Acer nigrum

From Wikipedia, the free encyclopedia
  (Redirected from Black Maple)
Jump to: navigation, search
Acer nigrum
Acer nigrum - University of Kentucky Arboretum - DSC09326.JPG
Scientific classification
Kingdom: Plantae
(unranked): Angiosperms
(unranked): Eudicots
(unranked): Rosids
Order: Sapindales
Family: Sapindaceae
Genus: Acer
Species: A. nigrum
Binomial name
Acer nigrum
F.Michx.
Acer nigrum range map 1.png
Acer nigrum natural range

Acer nigrum (Black maple) is a species of maple closely related to A. saccharum (sugar maple), and treated as a subspecies of it by some authors, as Acer saccharum subsp. nigrum.[1][2]
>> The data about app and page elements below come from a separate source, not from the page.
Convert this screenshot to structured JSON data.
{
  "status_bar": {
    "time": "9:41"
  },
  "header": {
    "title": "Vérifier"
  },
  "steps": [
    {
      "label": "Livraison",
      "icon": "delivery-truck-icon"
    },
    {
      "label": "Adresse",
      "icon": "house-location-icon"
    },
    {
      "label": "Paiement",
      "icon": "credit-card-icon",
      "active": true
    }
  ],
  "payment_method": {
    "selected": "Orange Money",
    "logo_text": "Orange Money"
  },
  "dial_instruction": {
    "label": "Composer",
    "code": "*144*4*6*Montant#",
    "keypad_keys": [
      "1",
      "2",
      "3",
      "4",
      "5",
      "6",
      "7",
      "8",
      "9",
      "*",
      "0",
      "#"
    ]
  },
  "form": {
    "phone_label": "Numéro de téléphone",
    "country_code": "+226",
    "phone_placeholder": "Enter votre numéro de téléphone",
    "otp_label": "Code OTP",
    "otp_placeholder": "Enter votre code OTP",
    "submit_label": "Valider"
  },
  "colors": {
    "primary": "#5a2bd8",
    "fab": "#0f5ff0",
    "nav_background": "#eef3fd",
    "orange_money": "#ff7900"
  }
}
Identification can be confusing due to the tendency of the two species to form hybrids. The simplest and most accurate method for distinguishing between the two trees is the generally three-lobed leaves of the black maple versus the generally five-lobed leaves of the sugar maple. The leaves of the black maple also tend to have a "droopy" appearance. Other differences that are not as pronounced include darker, more deeply grooved bark, slightly smaller seeds, and thicker petioles. Hybrids are intermediate in their characteristics.

The geographic range of A. nigrum is slightly more limited than the sugar maple, encompassing much of the Midwestern United States, portions of the Eastern United States, and the southeast of Canada in southern Ontario.[3]
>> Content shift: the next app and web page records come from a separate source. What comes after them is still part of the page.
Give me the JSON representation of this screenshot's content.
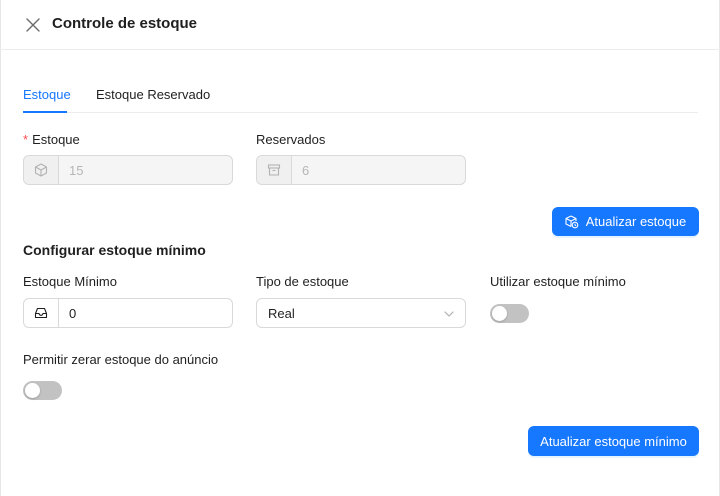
{
  "header": {
    "title": "Controle de estoque",
    "close_icon": "close-icon"
  },
  "tabs": [
    {
      "label": "Estoque",
      "active": true
    },
    {
      "label": "Estoque Reservado",
      "active": false
    }
  ],
  "stock": {
    "required_mark": "*",
    "label": "Estoque",
    "icon": "box-icon",
    "value": "15",
    "disabled": true
  },
  "reserved": {
    "label": "Reservados",
    "icon": "archive-icon",
    "value": "6",
    "disabled": true
  },
  "update_stock_button": {
    "label": "Atualizar estoque",
    "icon": "box-refresh-icon"
  },
  "min_section": {
    "title": "Configurar estoque mínimo",
    "min_stock": {
      "label": "Estoque Mínimo",
      "icon": "inbox-icon",
      "value": "0"
    },
    "stock_type": {
      "label": "Tipo de estoque",
      "selected": "Real"
    },
    "use_min": {
      "label": "Utilizar estoque mínimo",
      "checked": false
    },
    "allow_zero": {
      "label": "Permitir zerar estoque do anúncio",
      "checked": false
    }
  },
  "update_min_button": {
    "label": "Atualizar estoque mínimo"
  },
  "colors": {
    "primary": "#1677ff",
    "required": "#ff4d4f",
    "switch_off": "#c2c2c2"
  }
}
The black maple's mature height ranges from 21 to 34 meters (70 to 110 feet).[4]

This species is used similarly to the A. saccharum, for timber and landscaping, and for maple syrup production.
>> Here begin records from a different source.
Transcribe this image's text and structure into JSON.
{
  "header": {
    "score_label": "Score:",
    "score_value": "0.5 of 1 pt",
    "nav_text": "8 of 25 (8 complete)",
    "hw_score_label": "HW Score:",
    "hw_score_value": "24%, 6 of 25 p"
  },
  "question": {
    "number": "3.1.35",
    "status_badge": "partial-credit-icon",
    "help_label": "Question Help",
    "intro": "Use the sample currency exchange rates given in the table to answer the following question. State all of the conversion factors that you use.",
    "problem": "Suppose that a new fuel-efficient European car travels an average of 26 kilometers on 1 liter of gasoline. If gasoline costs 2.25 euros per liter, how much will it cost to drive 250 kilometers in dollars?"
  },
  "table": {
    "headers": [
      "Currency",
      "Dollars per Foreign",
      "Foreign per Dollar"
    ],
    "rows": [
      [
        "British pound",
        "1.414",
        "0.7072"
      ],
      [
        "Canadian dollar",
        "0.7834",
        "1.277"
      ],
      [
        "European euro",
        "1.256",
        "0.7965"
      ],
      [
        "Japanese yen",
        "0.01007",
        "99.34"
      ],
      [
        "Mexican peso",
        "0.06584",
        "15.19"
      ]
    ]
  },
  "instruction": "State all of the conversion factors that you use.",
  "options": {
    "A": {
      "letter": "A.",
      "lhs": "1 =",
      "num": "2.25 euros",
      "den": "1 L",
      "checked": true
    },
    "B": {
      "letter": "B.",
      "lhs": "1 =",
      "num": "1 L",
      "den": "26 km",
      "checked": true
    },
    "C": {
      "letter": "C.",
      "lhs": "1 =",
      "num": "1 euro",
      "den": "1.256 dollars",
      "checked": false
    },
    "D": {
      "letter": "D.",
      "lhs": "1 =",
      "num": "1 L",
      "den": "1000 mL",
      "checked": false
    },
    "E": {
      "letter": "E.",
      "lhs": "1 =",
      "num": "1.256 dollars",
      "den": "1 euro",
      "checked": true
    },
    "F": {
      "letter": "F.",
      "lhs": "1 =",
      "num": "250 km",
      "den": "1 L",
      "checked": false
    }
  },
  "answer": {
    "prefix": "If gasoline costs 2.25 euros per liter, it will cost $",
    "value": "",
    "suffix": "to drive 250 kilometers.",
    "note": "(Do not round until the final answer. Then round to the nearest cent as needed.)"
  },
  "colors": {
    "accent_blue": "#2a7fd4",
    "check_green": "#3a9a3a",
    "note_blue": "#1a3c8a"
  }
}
Illustration from 1913's Illustrated flora of the northern states and Canada

See also[edit]

References[edit]

  1. ^ USDA Plants Profile: Acer nigrum
  2. ^ Germplasm Resources Information Network: Acer saccharum subsp. nigrum
  3. ^ "Acer nigrum Range Map". United States Geological Survey. Retrieved 2008-03-06. 
  4. ^ "USDA Forest Service Guide to Black Maple". USDA Forest Service. Retrieved 2014-08-24. 

External links[edit]